Okay, so now your child has shown all the signs that they are ready to start potty training. Where do you start? How to you make it not so scary for your child? These are questions that people ask themselves every day. Here are a few suggestions for you to help out with the toilet training process.
1. Take your child to the store and let them pick out their own potty.
2. Once you are home, put it in place and let your child explore the potty. Sit your child's favorite stuffed animal on the potty and explain that this is where you go to the bathroom.
3. Encourage your child to sit on the potty fully clothed.
4. Give a simple explanation about what the potty is for. Use words that are easy for your child to grasp. (Example: This is where you sit to go tinkle and poop when you are ready to stop wearing your diapers.)
5. Make sure that you let your child see you go potty so that they understand what it is all about.

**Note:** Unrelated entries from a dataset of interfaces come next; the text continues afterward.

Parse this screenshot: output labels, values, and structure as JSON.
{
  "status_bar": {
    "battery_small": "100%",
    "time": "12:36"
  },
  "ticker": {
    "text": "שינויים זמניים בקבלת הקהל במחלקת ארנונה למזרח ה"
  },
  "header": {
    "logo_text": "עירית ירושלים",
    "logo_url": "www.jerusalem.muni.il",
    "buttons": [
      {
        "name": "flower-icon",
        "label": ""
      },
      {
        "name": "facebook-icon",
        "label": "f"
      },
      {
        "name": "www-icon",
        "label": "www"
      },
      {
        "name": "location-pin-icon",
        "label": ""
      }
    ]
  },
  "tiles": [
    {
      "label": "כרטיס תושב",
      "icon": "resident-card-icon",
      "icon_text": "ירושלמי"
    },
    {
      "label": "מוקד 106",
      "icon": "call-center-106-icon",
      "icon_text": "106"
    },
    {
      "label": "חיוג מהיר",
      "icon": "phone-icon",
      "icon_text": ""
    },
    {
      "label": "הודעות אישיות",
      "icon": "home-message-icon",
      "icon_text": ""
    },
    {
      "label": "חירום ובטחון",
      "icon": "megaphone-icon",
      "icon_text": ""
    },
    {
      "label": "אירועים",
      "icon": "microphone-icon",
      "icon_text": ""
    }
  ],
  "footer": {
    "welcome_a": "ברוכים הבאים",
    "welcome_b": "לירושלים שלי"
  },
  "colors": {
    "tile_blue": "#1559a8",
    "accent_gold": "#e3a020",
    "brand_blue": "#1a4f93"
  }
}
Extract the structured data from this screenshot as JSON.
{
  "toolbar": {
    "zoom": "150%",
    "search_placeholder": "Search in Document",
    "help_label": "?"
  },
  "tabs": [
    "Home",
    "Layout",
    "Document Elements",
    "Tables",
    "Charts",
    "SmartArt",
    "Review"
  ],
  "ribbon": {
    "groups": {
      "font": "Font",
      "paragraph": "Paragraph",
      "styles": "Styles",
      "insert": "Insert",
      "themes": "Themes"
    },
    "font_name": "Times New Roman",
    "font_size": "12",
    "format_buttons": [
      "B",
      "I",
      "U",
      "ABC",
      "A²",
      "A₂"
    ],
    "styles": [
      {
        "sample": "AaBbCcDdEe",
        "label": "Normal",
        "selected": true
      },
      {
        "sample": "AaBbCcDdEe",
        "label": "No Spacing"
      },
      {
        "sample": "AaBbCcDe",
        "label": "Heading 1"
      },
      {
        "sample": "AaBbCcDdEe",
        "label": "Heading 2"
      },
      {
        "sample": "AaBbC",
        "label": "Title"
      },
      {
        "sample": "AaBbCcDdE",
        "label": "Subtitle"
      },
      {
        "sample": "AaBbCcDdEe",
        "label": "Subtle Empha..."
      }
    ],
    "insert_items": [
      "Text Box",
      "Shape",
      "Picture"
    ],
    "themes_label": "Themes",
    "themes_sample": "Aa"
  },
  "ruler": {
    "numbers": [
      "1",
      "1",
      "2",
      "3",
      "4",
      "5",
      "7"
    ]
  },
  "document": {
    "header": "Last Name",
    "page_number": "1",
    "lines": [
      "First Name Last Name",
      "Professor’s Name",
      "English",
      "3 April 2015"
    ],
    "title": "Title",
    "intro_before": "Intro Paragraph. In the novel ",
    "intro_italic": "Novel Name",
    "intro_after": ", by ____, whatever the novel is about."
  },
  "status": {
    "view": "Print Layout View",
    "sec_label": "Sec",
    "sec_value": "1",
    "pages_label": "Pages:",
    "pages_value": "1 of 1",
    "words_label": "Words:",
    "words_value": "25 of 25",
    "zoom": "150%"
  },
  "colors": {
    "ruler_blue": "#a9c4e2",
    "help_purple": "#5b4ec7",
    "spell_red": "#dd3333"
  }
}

Once your child is familiar with the potty, and will sit on it without resistance when you ask, make it part of your daily routine. Start with one time a day at the same time for about a week. Then gradually increase to once every hour or so, until they get the concept of feeling the need to go. Make sure to praise your child and make a big deal about the times they are successful. Don't make a big deal about the accidents or inability to go. After all, they are just learning.

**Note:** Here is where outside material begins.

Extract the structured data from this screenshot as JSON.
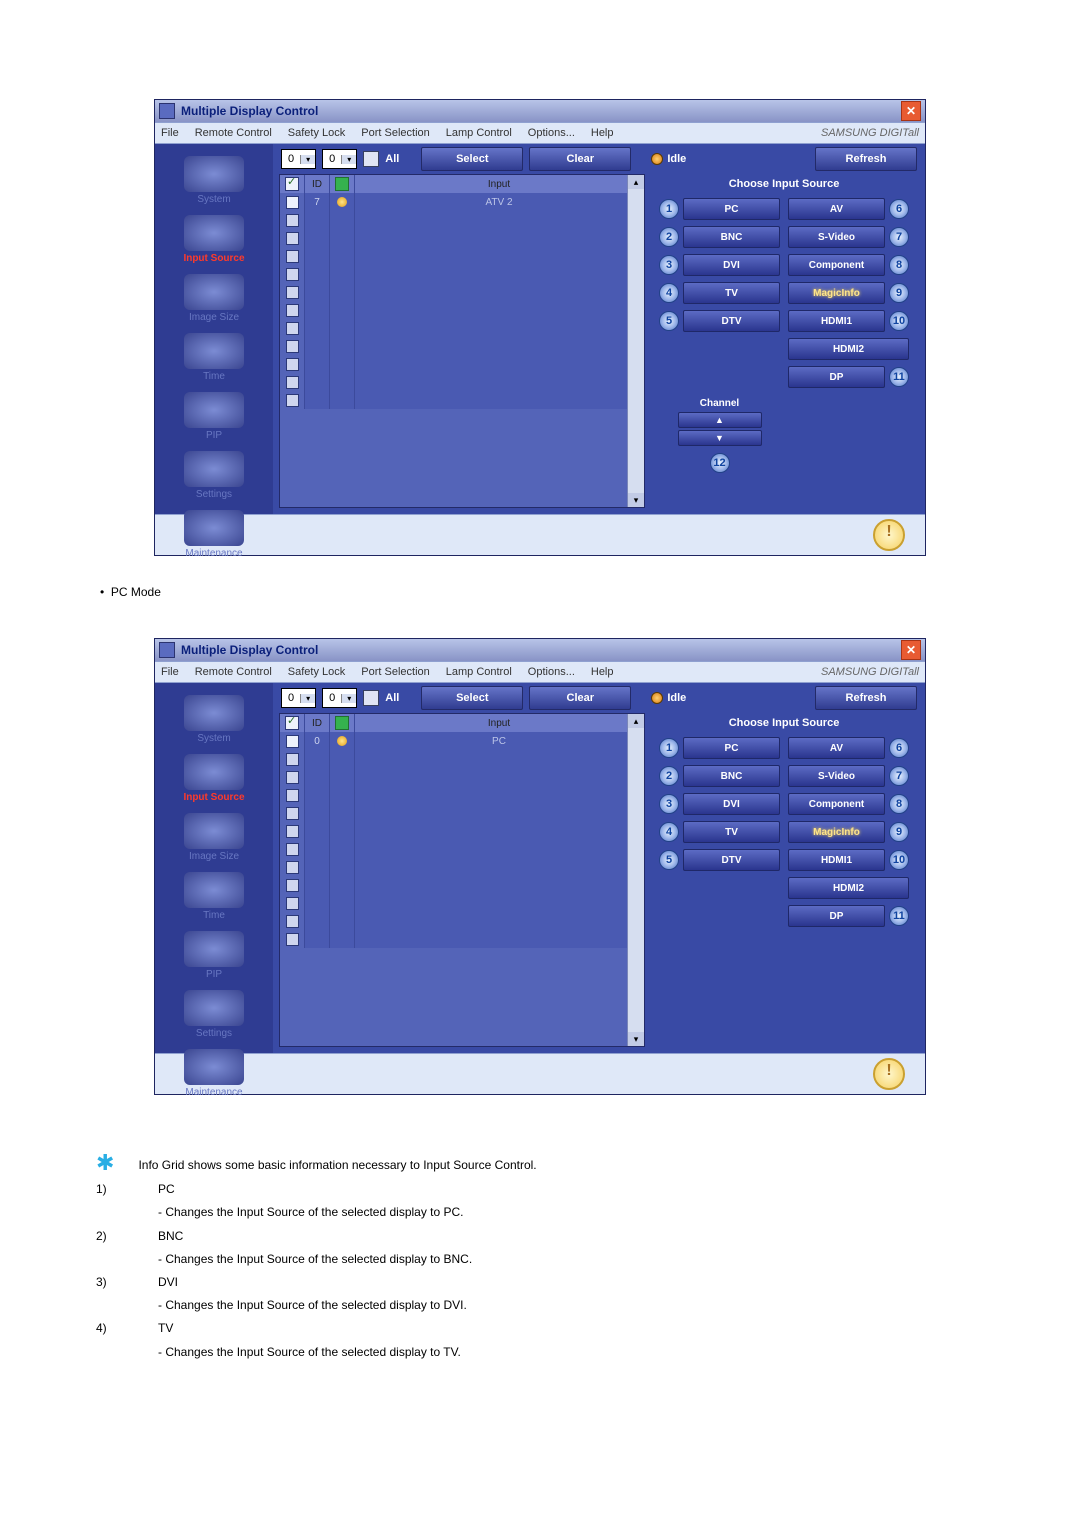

Above all, don't ever push your child to do anything that they do not want to do. This will only deter them from wanting to try it in the first place. If you are constantly on your child to go to the bathroom, your child will be less receptive to the whole process. Watch your child carefully. You will see changes in his posture like dancing around and facial expressions. This is your signal that he has to go. When accidents do occur, make sure to just clean up the mess and gently remind your child that the potty is where you go to the bathroom.
You will be successful if you choose a time when there is nothing going on in your home or life. If there is something big going on in your life, avoid the potty training until it is over. For example, if preschool is about to start, do push your child to become potty trained. This will only prove to be a frustrating thing for both of you because there are big life changes going on for your child and they will most likely not cooperate with your attempts. Get rid of your deadlines and just let nature takes its course. Keep this in mind, I have never met a high school student that is not potty trained.
The next step: Toilet Training 103: How to Curb your frustrations.